The data:
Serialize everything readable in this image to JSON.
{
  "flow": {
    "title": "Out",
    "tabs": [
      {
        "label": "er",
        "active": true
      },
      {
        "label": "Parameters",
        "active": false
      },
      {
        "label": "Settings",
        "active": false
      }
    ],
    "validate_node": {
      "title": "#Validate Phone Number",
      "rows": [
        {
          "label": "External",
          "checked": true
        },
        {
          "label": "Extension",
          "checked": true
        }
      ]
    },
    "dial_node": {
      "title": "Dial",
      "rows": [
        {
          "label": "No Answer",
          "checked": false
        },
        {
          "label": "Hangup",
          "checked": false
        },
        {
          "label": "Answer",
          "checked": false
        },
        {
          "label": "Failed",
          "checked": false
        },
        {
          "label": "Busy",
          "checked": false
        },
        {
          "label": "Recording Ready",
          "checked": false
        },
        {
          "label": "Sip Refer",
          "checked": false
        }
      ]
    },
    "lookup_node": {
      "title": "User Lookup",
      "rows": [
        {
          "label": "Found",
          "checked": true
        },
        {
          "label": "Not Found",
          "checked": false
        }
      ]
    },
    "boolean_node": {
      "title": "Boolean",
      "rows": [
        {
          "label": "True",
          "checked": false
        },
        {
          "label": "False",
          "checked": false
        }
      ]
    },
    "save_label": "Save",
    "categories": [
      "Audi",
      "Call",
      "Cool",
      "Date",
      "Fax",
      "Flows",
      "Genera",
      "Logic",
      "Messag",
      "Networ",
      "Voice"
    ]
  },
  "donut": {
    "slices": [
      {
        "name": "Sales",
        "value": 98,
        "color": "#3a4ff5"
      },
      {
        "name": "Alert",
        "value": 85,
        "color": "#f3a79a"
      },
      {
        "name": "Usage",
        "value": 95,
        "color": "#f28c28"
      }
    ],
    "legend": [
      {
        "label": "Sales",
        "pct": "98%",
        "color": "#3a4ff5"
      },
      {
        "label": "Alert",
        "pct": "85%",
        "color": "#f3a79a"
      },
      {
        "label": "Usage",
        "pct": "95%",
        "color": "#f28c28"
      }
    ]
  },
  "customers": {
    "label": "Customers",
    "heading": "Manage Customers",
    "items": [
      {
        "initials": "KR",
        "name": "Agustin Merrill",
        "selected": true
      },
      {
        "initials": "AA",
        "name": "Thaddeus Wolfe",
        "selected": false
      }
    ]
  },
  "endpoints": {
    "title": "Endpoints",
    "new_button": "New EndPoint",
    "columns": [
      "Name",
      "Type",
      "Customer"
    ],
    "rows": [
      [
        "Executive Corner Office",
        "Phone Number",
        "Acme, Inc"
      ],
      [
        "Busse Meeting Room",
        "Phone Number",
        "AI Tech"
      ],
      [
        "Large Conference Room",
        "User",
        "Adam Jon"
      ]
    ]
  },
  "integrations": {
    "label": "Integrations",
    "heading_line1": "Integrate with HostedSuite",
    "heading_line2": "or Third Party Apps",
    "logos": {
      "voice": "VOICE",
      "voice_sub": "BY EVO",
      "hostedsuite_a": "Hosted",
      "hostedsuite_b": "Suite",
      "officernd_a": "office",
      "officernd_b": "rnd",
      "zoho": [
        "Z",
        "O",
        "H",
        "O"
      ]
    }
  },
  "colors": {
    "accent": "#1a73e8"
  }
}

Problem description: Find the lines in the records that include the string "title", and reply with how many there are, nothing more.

Written response: 6